On May 3, 1888, they completed the "Stampede Tunnel" through the mountain, eliminating the need for switchbacks.
In 1894, another large forest fire devestated the slopes of Denny Mtn.
Since the railroad came, the road wasn't used so much anymore, and fell into disrepair again. Arthur Denny's brother David made some improvements to it in 1899.
The first automobile was able to cross Snoqualmie Pass in 1905. He probably just got lucky.
The first dam was made at Lake Keechelus in 1906.
On March 29, 1909, the Chicago, Minneapolis & St. Paul Railroad completed a track through Snoqualmie Pass itself, following basically the same route I90 does now. The wagon road was improved as well this year, to be able to handle the new automobile, as well as horse wagons. A train station was built right at the summit of the pass, called "Laconia". Although it had no post office, or permanent population to speak of (except for a few cabins like those of Guye and Gingras near Guye Peak - see history of Guye Peak and Commonwealth trails) it was the beginning of civilization at Snoqualmie Pass. The nearest post office town to the west was Tanner (east of N. Bend) and to the east, Easton. In between the two towns, were railroad stations named Ragnar, Garcia, Bandera, Laconia, and Whittier, at which passengers could embark/debark and all of which had pre-paid freight and express stations for sending and receiving packages. In fact, since the road was never plowed in winter, the train was the only way into and across the mountains for half the year.
A private businessman from Puget Sound set up a ferrying company at Lake Keechelus in 1912. An improved dam was made at the lake in 1914. The area of the lake was now about double what it had been since it was formed by a natural dam of glacier moraine about 10,000 years ago. Now the shore line was much different, and much more suited for travelling around. In 1915, the road was completed around the lake, finally avoiding the need for a ferry.
Civilized life at the pass was shortlived. In 1916 a tunnel was drilled from Hyak west to a new station, Rockdale, mostly to avoid the danger of avalanches at the higher elevations. Laconia disappeared.
Starting in the 1931-32 season, the road to the pass was plowed during the winter and kept open as much as possible year round. By 1934, it was paved. This road was the current Denny Creek campground road west of the pass, and the side road past the ski areas east of the pass until the 70's, when the current highway was made. In 1981 the lanes west of the summit were split, and new westbound lanes were opened north of the river, on a bridge over Denny Creek 200 feet above the ground. This bridge cost $13,000,000, not a small portion of which was because it was constructed without any of the scaffolding touching the ground, to minimize environmental impact.
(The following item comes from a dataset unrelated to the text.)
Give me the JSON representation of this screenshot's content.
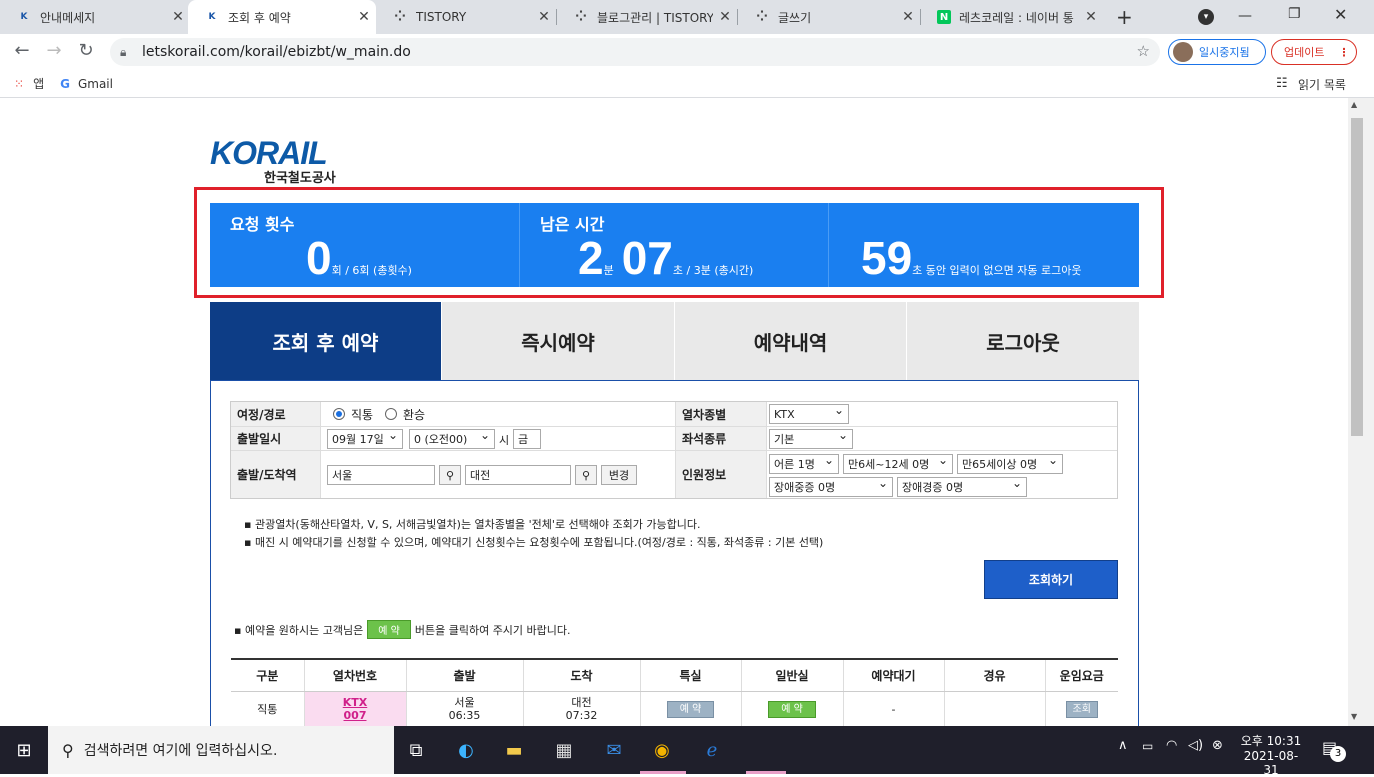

That was quite a trick.
Prater, Yvonne: Snoqualmie Pass from Indian Trail to Interstate, 1981, Mountaineers Press
Denny, Arthur A: Pioneers on Puget Sound, 1888, Bagley Press
Bagley, Charles: History of King County Washington, 1927, S J Charles
Bancroft, H.H: Works Volume 31, 1890, The History Company
Mountaineer Annual 1966, Mountaineers
Majors, Harry: Exploring Washington, 1975, Rip Van Winkle Publishing Co.
Davis, Ellis: Davis' New Commerical Encyclopedia The Pacific Northwest, 1909, Ellis A. Davis